Each driver was tested with the same shaft on Trackman 4, and I hit Callaway Chrome Soft (2016) golf balls. To ensure as much of an apples-to-apples comparison as possible, each of the four driver heads was also digitally lofted and weighed prior to the test to make sure each was as close to 9 degrees and a D3 swing weight as possible.
In my testing, the Epic offered the most distance and ball speed of the four drivers tested, but just barely. It produced +0.4 mph more ball speed on average than the Alpha 816 DBD, and +0.3 yards more total distance.
I must admit, I expected to see bigger differences between the Epic, the Epic Sub Zero and the Alpha 816 DBD. After all, the Epic Sub Zero is said to have a whopping 43 percent higher MOI than the Alpha 816 DBD it replaces. Ultimately, the biggest problem with the Epic and the Epic Sub Zero in testing was how well I hit the Alpha 816 DBD. For whatever reason, I rarely missed the screws with the Alpha 816 DBD… and still the Epic edged it.
Both during the testing and my fitting the day prior, I was incredibly impressed with the forgiveness of the Epic. Even mishits approached 170 mph in ball speed, and when they landed they were closer to the target line that I would have predicted from the strike.
My results weren’t quite as good with the Epic Sub Zero, but it was a great driver on the whole for #TheWRX, a group of eight GolfWRX Members who were selected to visit Callaway HQ and be fit for the driver. In their fittings for either an Epic or Epic Sub Zero driver, they saw an average gain of 11.675 yards of total distance (carry + roll) compared to their gamer driver, which is incredible.
See the breakdowns of their Trackman number below.
Related: Full Coverage of #TheWRX

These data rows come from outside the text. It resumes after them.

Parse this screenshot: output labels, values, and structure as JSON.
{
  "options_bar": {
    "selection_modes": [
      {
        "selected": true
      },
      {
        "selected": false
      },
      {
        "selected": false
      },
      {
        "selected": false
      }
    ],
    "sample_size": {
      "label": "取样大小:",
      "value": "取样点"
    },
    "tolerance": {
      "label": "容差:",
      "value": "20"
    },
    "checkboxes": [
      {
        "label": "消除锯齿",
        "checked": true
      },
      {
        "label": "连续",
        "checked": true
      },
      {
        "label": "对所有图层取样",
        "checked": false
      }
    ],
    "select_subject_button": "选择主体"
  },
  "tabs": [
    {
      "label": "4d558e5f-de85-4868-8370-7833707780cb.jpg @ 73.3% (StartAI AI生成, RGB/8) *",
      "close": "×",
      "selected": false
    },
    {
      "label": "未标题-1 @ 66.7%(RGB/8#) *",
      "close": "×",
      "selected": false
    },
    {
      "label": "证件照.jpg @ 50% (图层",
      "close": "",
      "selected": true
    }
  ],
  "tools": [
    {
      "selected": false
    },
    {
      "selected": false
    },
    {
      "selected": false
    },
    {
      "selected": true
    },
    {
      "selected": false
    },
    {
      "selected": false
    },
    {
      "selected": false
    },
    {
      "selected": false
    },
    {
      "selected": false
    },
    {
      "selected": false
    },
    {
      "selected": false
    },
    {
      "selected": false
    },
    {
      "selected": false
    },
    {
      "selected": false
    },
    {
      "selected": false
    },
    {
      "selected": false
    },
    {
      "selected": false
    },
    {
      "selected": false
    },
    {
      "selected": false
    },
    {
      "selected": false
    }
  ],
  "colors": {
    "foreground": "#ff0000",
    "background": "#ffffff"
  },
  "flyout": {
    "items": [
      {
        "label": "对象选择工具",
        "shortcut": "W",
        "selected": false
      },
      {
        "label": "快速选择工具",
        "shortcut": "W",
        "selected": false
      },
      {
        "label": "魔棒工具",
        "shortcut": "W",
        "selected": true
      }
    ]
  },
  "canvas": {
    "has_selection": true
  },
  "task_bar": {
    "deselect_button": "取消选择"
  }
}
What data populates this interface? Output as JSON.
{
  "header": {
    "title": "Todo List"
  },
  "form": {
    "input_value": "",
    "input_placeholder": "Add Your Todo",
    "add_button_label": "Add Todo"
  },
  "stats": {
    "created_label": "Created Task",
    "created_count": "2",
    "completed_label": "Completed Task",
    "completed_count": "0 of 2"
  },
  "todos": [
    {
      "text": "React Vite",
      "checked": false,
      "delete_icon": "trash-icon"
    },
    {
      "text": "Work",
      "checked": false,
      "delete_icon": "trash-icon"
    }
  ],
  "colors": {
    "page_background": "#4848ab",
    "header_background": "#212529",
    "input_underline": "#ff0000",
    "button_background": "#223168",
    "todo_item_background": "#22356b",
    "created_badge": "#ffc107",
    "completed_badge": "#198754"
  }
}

With the Epic Sub Zero, I especially struggled with heavy-weight forward setting, which creates a flatter trajectory that can boost distance for high-spin golfers. Ultimately, the setting did what it was designed to do, lowering spin by nearly 200 rpm compared to the heavy-weight-back setting, matching Callaway’s claims. The bad news; it also lowered my ball speeds and widened my dispersion, which is typical of any driver when CG is moved forward.
Callaway representatives predict the vast majority of golfers who are a fit for the Epic Sub Zero will be better served by its heavy-weight-back setting, which enhances forgiveness. They’ll still be in the minority, however, as Callaway estimates that roughly 70 percent of golfers will be better served by the Epic.
Based on my initial testing, as well as the testing of GolfWRX Members, it’s safe to say that most golfers should see at least the small ball speed gains I did with the Epic or Epic Sub Zero when comparing it to older Callaway drivers. And many will see bigger gains, particularly if they’re coming from a driver that’s two or more years old.
The GBB Epic and GBB Epic Sub Zero (both $499.99) will be in stores January 27. Learn more from Callaway’s website.
- Lofts: Epic (9, 10.5, 13HT), Epic Sub Zero (9, 10.5)
- Head Size: Both 460 cubic centimeters
- Stock Length: Both 45.5 inches
- Stock Swing Weight: Epic (D3), Epic Sub Zero (D4)
- Stock Grip: Golf Pride New Decade Platinum
- 40-gram range: MRC Diamana Greenboard (294 grams*)
- 50-gram range: Project X HZRDUS T800 Green (308 grams)
- 60-gram range: Fujikura Pro Green (313 grams)
- 70-gram range: Aldila Rogue Max (323 grams)
* Total weight (with stock head, shaft, grip)
- See what GolfWRX Members are saying about Callaway’s GBB Epic and GBB Epic Sub Zero drivers and fairways.
- Callaway’s GBB Epic and Epic Sub Zero Fairway Woods: What you need to know